The calendar may have turned to a new decade, but taxes will still be due in 2020 like every other year.

Filing your taxes is never a fun activity, especially as a small business owner, but it’s a necessity that carries significant consequences if not done correctly, or at all. Besides, getting your tax refund back is a decent consolation prize that can benefit your small business if the money is reinvested.

One of the biggest risks of not doing your taxes properly is slipping into tax debt. If you wind up in tax debt and ignore the IRS notices that come afterwards, you may face further repercussions such as the government issuing a federal tax lien and levying your wages, bank accounts, and possibly your assets; garnishing your future tax refunds; pestering you with revenue officers or debt-collection agencies; or placing you under an international travel ban.

Keep in mind that any amount of tax debt will also accrue interest and penalties until it is repaid.

In the United States, tax debt is more common than you might think. The IRS estimates that the outstanding federal amount is $381 billion, while tax debt from state taxes is believed to be roughly $146 billion.
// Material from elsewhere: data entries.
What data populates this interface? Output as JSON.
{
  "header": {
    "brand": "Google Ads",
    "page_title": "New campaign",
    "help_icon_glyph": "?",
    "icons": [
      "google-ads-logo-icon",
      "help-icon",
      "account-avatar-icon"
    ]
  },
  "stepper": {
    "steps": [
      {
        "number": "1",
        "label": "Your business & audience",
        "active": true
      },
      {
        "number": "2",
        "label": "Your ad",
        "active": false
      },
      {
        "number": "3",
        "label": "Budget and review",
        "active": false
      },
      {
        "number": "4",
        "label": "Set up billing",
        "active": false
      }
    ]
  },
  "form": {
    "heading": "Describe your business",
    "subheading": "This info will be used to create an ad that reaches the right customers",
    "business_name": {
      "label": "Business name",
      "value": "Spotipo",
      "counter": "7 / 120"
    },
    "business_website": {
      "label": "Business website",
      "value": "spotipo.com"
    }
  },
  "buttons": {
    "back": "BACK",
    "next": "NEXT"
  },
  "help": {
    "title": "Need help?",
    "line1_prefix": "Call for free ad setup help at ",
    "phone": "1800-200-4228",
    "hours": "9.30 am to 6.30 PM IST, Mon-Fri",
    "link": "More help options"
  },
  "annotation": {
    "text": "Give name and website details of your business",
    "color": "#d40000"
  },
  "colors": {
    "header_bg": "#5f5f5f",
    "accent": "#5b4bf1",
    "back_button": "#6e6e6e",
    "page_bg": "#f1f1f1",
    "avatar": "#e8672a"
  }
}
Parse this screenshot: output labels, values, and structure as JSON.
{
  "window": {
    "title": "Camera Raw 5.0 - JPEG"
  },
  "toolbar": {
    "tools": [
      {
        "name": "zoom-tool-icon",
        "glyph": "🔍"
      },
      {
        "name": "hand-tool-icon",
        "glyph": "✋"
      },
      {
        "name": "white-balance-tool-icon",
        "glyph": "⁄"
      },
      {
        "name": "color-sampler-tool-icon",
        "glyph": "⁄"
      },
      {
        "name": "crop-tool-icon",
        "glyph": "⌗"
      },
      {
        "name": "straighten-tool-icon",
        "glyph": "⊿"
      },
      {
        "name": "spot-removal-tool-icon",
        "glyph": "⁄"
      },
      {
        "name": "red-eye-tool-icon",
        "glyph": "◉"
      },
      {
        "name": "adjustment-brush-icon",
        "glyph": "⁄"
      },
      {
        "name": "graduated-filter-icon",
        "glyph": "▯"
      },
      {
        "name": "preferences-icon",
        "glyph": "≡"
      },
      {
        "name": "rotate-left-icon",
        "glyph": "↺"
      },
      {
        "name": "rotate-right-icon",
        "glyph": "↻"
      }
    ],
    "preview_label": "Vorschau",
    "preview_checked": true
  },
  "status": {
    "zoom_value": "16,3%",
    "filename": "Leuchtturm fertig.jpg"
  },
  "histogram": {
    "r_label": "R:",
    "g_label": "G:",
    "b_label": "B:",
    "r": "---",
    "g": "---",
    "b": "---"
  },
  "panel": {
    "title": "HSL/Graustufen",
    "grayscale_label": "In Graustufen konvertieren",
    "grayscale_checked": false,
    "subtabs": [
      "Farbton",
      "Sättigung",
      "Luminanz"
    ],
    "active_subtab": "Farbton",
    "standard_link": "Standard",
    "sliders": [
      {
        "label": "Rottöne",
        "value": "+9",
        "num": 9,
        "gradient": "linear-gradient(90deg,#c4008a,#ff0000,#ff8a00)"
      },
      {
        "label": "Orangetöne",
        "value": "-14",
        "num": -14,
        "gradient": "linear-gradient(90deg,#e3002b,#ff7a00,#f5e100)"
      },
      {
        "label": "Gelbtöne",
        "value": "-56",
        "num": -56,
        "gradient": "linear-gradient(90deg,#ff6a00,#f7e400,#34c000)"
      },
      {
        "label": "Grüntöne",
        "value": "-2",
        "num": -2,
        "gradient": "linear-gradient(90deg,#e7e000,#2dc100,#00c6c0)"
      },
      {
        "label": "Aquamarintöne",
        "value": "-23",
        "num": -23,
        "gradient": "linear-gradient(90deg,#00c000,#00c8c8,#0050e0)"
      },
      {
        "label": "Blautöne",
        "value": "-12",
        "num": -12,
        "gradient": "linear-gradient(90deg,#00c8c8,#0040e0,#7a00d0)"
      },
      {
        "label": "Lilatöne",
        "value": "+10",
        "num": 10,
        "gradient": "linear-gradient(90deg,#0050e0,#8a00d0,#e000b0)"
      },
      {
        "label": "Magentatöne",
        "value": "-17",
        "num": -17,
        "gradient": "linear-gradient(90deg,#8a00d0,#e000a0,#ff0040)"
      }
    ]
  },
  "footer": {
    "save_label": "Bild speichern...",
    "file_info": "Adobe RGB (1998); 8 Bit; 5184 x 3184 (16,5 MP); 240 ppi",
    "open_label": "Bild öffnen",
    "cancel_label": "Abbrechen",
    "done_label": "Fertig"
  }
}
This means that the combined tax debt in this country is a significant $527 billion.

What’s worse is that this issue may worsen as the American economy rapidly changes, especially as it pertains to small businesses. “The Internal Revenue Service (IRS) reported that at the end of fiscal year 2018 there were 13.1 million delinquent taxpayer accounts. This is a staggering amount,” says Wade Schlosser, CEO of media company Solvable, “and given the rapid expansion of the gig economy, like ride-share drivers, freelancers, or other 1099 contractors, we expect this delinquent number will grow.”
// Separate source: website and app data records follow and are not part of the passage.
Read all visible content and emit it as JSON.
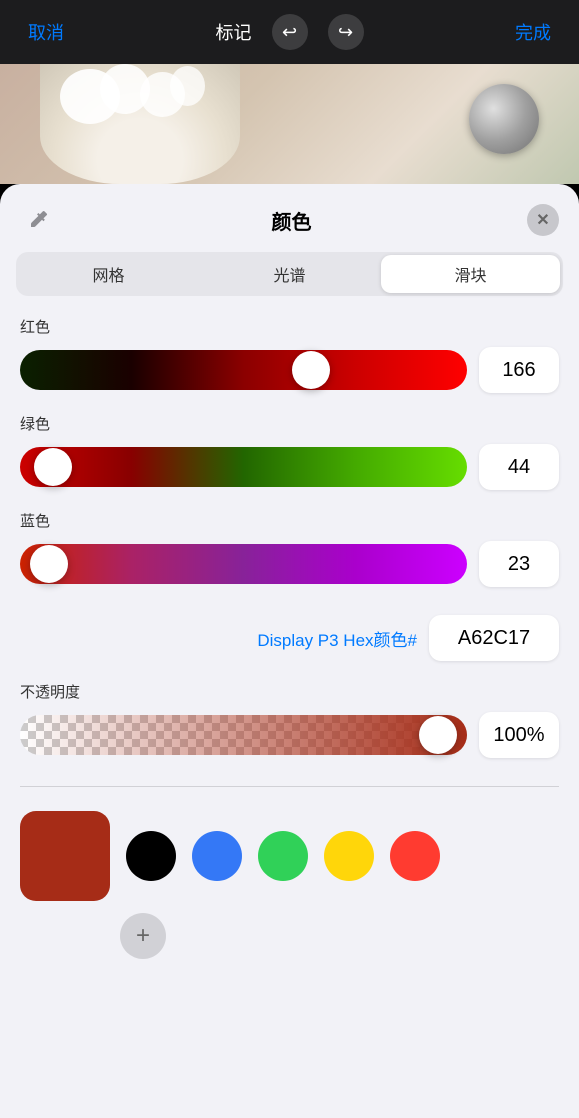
{
  "topbar": {
    "cancel_label": "取消",
    "title": "标记",
    "done_label": "完成"
  },
  "panel": {
    "title": "颜色",
    "eyedropper_icon": "💉",
    "close_icon": "✕",
    "segments": [
      "网格",
      "光谱",
      "滑块"
    ],
    "active_segment": 2
  },
  "sliders": {
    "red": {
      "label": "红色",
      "value": 166,
      "percent": 65
    },
    "green": {
      "label": "绿色",
      "value": 44,
      "percent": 17
    },
    "blue": {
      "label": "蓝色",
      "value": 23,
      "percent": 9
    }
  },
  "hex": {
    "label": "Display P3 Hex颜色#",
    "value": "A62C17"
  },
  "opacity": {
    "label": "不透明度",
    "value": "100%",
    "percent": 100
  },
  "swatches": {
    "current_color": "#a62c17",
    "presets": [
      {
        "color": "#000000",
        "name": "black"
      },
      {
        "color": "#3478f6",
        "name": "blue"
      },
      {
        "color": "#30d158",
        "name": "green"
      },
      {
        "color": "#ffd60a",
        "name": "yellow"
      },
      {
        "color": "#ff3b30",
        "name": "red"
      }
    ],
    "add_label": "+"
  }
}
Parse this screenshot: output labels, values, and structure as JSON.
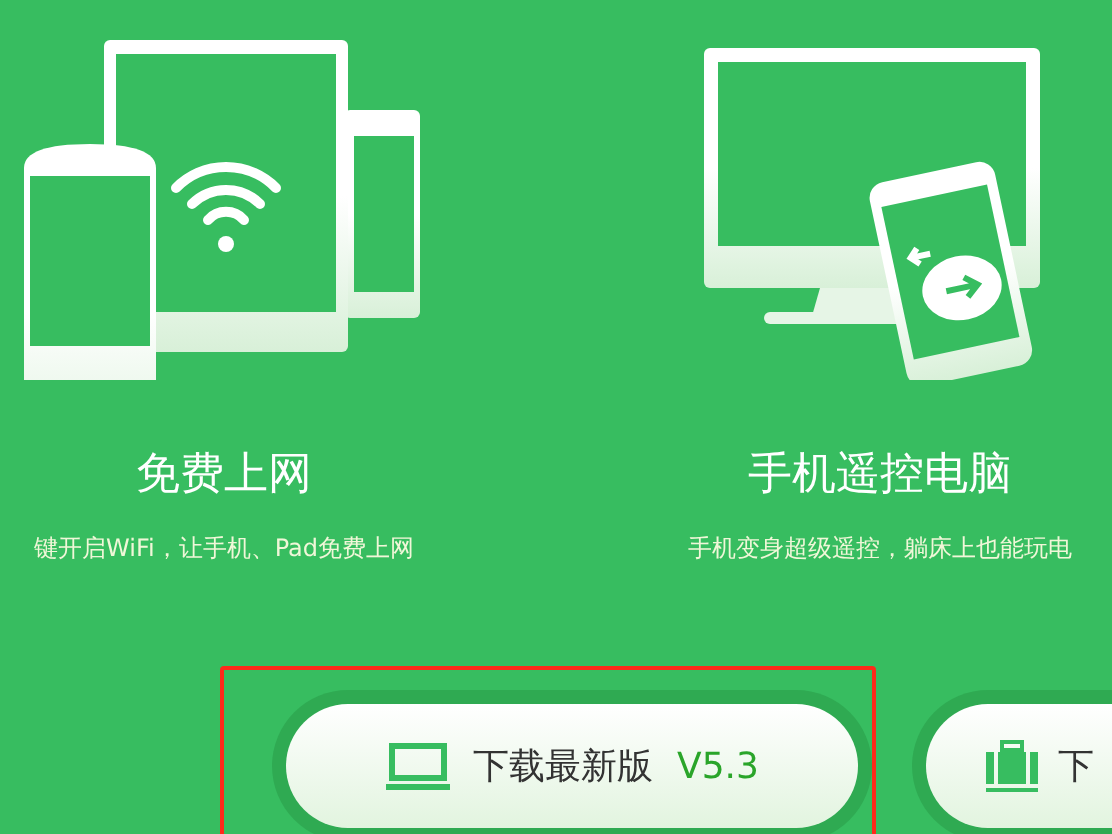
{
  "features": [
    {
      "kind": "wifi",
      "title": "免费上网",
      "subtitle": "键开启WiFi，让手机、Pad免费上网"
    },
    {
      "kind": "remote",
      "title": "手机遥控电脑",
      "subtitle": "手机变身超级遥控，躺床上也能玩电"
    }
  ],
  "downloads": [
    {
      "kind": "laptop",
      "label": "下载最新版",
      "version": "V5.3",
      "highlighted": true
    },
    {
      "kind": "bag",
      "label": "下",
      "highlighted": false
    }
  ]
}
A report by LendEDU analyzed more than 75,000 unique cases of tax debt to find more micro level statistics. For example, the average tax debt amongst Americans in tax debt is $16,849, which is more than the $16,061 in credit card debt that is held by the typical American household.

When it comes to the most common reasons why people end up in tax debt, a couple of causes ring especially true for small business owners. 6.33% of all cases are due to being self-employed, while 4.28% of instances can be blamed on business tax issues.

While small business owners are most likely to fall into tax debt from one of those two reasons, other big drivers of tax debt include owing more than expected (15.69%), back tax penalties (14.38%), and simply not filing your taxes (14.22%).

First and foremost, if you are a small business owner and find yourself in tax debt, the best thing to do is not ignore the IRS, but rather to start a dialogue with the agency to know where you stand. It’s entirely possible that the IRS actually made a mistake with your taxes and you really don’t owe anything extra. Even still, maintaining a working relationship with the IRS will go a long way in resolving your problem.

If the tax debt is real, you have options to work with the IRS to alleviate your situation. You can either negotiate with the federal agency to lower your tax debt bill straightaway, or you can see if you qualify for an offer in compromise. The latter is an IRS program that will reduce your tax liability based on your expenses, income, assets, and amount owed.

If neither of these options work, you can look to agree upon a payment plan with the IRS to repay your tax debt in monthly installments. Payment plans work if you can’t repay your tax debt in full within 120 days and owe less than $50,000. The IRS payment plan is known as a “long-term installment agreement” and the monthly payments that you propose must repay the debt, including interest and penalties, within three years.

One final option to exhaust if your small business is in a dire situation and the tax debt bill is overwhelming is to request a “currently not collectible” status with the IRS. If approved, the agency will neither collect your taxes owed nor seize your business assets or income for a period of time. The debt will still accrue interest and penalties, but this path will at least give you some time to get your finances and small business back to a sustainable position.

In his role at LendEDU, Mike Brown uses data, usually from surveys and publicly-available resources, to identify emerging personal finance trends and tell unique stories. Mike’s work, featured in major outlets like The Wall Street Journal and The Washington Post, provides consumers with a personal finance measuring stick and can help them make informed finance decisions.

Tax debt stock photo by Aniwhite/Shutterstock